(Source data)
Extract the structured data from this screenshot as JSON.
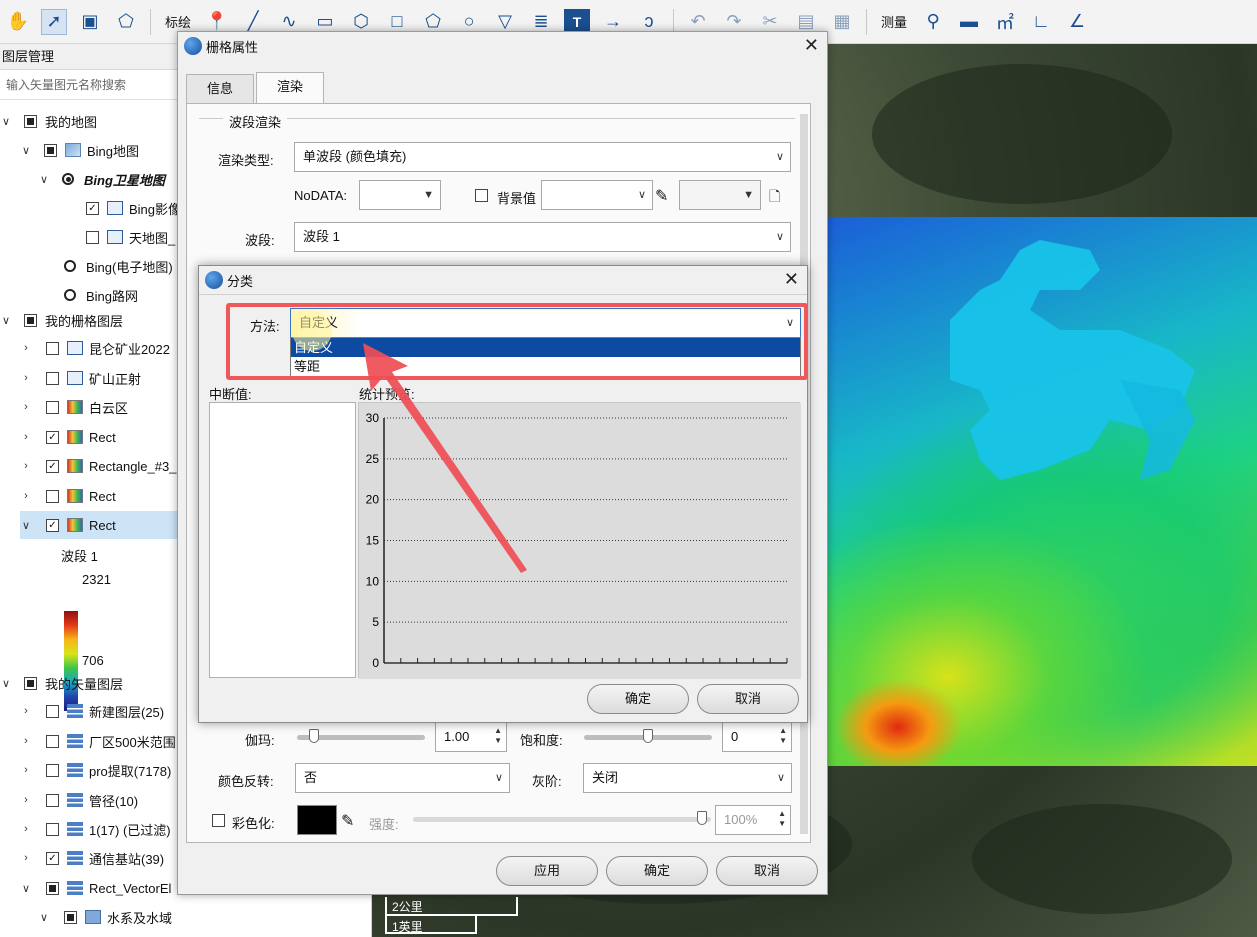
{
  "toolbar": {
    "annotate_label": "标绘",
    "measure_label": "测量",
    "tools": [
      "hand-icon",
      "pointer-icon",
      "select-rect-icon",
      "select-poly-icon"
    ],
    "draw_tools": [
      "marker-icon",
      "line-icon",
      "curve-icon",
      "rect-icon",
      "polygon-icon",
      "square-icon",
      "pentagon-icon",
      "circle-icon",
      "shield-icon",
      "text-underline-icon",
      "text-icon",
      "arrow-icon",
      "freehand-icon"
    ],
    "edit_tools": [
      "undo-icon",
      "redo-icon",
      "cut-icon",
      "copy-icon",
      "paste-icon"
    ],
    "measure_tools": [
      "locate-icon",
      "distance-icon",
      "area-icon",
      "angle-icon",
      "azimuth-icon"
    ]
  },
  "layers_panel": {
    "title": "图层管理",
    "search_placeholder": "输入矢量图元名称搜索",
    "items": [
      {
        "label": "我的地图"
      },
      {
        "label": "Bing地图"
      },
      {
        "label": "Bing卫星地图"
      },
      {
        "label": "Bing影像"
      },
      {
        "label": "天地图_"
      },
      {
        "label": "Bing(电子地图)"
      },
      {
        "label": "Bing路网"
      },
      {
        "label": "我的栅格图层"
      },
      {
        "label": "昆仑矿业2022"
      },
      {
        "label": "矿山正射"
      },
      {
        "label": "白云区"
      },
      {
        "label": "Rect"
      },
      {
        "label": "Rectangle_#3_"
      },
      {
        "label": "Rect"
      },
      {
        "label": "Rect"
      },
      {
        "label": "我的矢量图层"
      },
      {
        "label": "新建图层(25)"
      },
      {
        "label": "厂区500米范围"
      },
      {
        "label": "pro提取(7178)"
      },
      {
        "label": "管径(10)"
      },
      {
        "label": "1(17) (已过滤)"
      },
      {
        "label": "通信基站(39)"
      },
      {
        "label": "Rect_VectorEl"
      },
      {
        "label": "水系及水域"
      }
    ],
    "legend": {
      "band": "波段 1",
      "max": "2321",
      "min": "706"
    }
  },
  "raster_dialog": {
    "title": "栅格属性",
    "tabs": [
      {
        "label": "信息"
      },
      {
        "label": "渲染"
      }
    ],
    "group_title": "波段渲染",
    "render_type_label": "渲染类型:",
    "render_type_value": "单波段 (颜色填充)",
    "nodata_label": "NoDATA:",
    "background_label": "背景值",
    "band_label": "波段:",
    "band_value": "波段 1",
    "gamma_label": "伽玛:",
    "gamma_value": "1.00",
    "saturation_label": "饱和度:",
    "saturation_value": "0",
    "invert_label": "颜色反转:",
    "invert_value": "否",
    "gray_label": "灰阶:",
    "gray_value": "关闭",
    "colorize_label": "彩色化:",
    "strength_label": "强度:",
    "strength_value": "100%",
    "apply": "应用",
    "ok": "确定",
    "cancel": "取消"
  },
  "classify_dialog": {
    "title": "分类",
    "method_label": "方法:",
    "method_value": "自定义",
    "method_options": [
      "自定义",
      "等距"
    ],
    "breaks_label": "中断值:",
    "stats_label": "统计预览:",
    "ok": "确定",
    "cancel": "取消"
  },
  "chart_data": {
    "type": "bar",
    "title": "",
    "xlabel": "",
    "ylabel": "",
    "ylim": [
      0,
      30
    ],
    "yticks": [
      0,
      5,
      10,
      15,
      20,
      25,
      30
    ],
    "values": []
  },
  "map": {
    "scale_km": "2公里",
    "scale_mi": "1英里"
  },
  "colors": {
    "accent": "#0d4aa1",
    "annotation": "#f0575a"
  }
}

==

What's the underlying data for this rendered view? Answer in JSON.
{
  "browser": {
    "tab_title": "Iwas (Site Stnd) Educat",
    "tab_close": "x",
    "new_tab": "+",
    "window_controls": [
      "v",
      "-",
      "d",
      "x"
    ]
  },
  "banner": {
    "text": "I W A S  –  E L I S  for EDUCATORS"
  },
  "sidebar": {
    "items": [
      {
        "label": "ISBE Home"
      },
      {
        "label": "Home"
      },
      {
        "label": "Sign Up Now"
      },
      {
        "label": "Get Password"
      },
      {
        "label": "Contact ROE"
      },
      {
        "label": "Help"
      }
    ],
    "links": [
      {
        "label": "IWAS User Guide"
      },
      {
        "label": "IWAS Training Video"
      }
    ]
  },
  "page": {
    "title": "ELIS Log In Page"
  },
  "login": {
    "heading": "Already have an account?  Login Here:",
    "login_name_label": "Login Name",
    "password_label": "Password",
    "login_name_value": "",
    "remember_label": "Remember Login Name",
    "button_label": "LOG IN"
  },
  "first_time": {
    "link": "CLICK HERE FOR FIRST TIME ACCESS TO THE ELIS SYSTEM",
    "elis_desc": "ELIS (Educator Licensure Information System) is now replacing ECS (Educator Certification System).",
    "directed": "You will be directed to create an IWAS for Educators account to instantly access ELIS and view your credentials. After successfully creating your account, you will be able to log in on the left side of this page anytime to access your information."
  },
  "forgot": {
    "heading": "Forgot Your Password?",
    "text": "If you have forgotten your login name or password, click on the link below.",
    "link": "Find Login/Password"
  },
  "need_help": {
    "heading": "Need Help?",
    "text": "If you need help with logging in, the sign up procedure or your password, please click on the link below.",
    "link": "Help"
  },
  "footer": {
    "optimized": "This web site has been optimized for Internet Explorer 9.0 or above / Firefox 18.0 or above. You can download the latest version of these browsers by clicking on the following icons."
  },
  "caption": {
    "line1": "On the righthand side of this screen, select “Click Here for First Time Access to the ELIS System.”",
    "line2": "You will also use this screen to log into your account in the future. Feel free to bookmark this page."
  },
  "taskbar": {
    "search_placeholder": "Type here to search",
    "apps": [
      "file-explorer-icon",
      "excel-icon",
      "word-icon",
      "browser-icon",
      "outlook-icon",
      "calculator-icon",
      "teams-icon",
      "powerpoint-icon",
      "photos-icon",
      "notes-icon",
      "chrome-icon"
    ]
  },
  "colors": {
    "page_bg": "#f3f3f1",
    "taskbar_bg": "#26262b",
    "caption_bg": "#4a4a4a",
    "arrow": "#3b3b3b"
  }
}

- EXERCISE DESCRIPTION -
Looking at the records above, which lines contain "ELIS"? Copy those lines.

- ANSWER SECTION -
    "title": "ELIS Log In Page"
    "link": "CLICK HERE FOR FIRST TIME ACCESS TO THE ELIS SYSTEM",
    "elis_desc": "ELIS (Educator Licensure Information System) is now replacing ECS (Educator Certification System).",
    "directed": "You will be directed to create an IWAS for Educators account to instantly access ELIS and view your credentials. After successfully creating your account, you will be able to log in on the left side of this page anytime to access your information."
    "line1": "On the righthand side of this screen, select “Click Here for First Time Access to the ELIS System.”",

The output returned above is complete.